SEG-EEGS Merger Negotiations Have Been Terminated
On May 9, 2014, the SEG Board unanimously reversed a decision of the previous SEG Board regarding formation of a Near Surface subsidiary, thereby effectively terminating the merger plan because that was one of the key points that EEGS would have required in any signed agreement.
Against the larger backdrop of being fiscally strong and a persistence to explore all options, we simply could not agree that a subsidiary structure was the only option that should be provided. We’ve been working on this together with the Environmental and Engineering Geophysical Society for over 3 years and as we came up to the time to decide this, it was clear a tough call had to be made.
As a society that essentially serves some 32,000 stakeholder members such as yourself, we have to apply the most stringent degree of analysis to any new effort and in doing so, decided to not pursue a subsidiary organizational structure. The choice to pursue other organizational structures will open up different ways for the SEG’s growing community of near-surface volunteers to continue to increase and enhance events, publications and professional development activities. Indeed, the portfolio of choices for those with near-surface interests has never been stronger with the SEG.
In response to this decision by the SEG Board, on May 21, 2014, the Environmental and Engineering Geophysical Society (EEGS) informed the SEG that effective immediately, the EEGS Board of Directors had opted to discontinue merger discussions with SEG. While we, as your SEG Board of Directors, were disappointed by this decision, we understand and respect their choice to do so.
SEG has a long history of providing world renowned programs that serve the members and the geophysical industry at large. Our commitment and resolve to provide a equally strong near-surface program will be no different. As I have stated on many occasions as recently as 2014 SAGEEP, “If SEG doesn’t embrace the near-surface, SEG as an entity will sooner or later go away. Near-surface geophysics is going to continue to grow.” We are committed to this endeavor, as an organization and as your board, for this to not just thrive but be propelled forward.

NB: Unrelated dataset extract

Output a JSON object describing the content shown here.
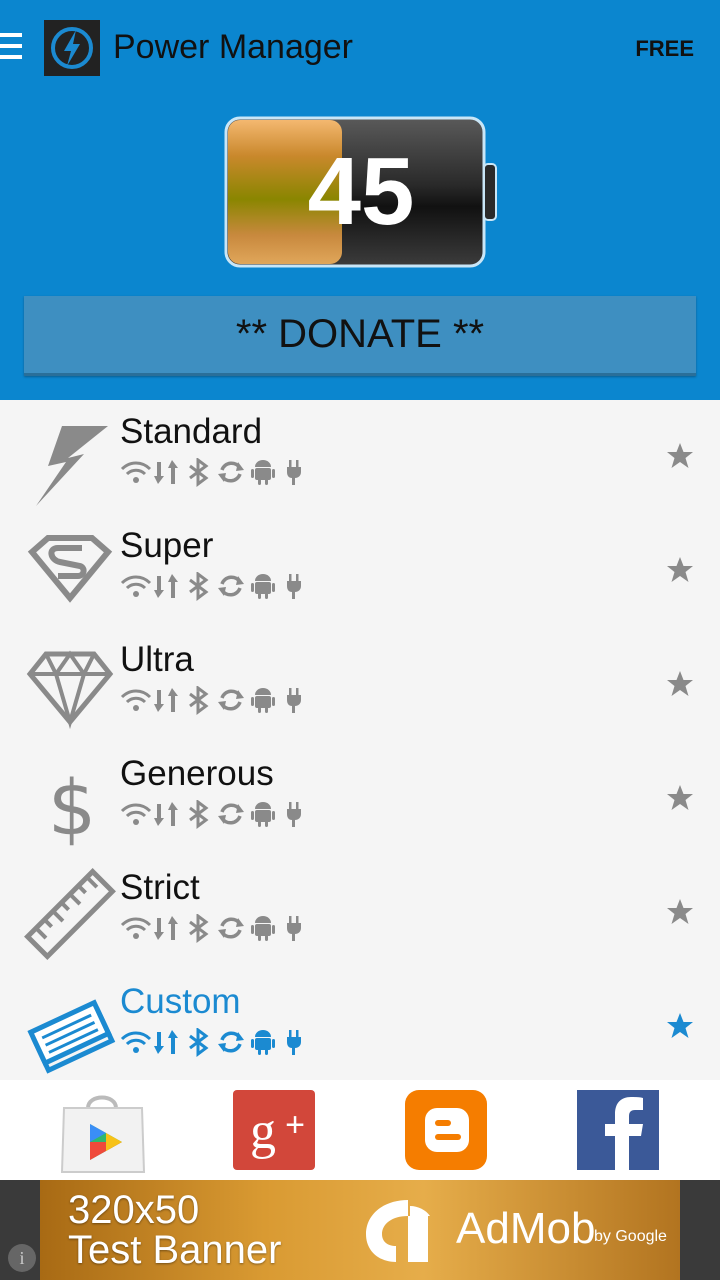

While disappointed in this turn of events, together with efforts of many within the SEG, we will continue to contribute and serve this vibrant near-surface community. Of particular note, I wish to thank the task force members who put in significant effort to explore this possibility. They did so to both serve this community and many of us within the SEG who have near-surface interests.
We greatly thank EEGS for their contribution to this discovery process as well as our volunteers who have served us well in shaping this path. We applaud their efforts and will continue to collaborate with EEGS on other joint activites in the future.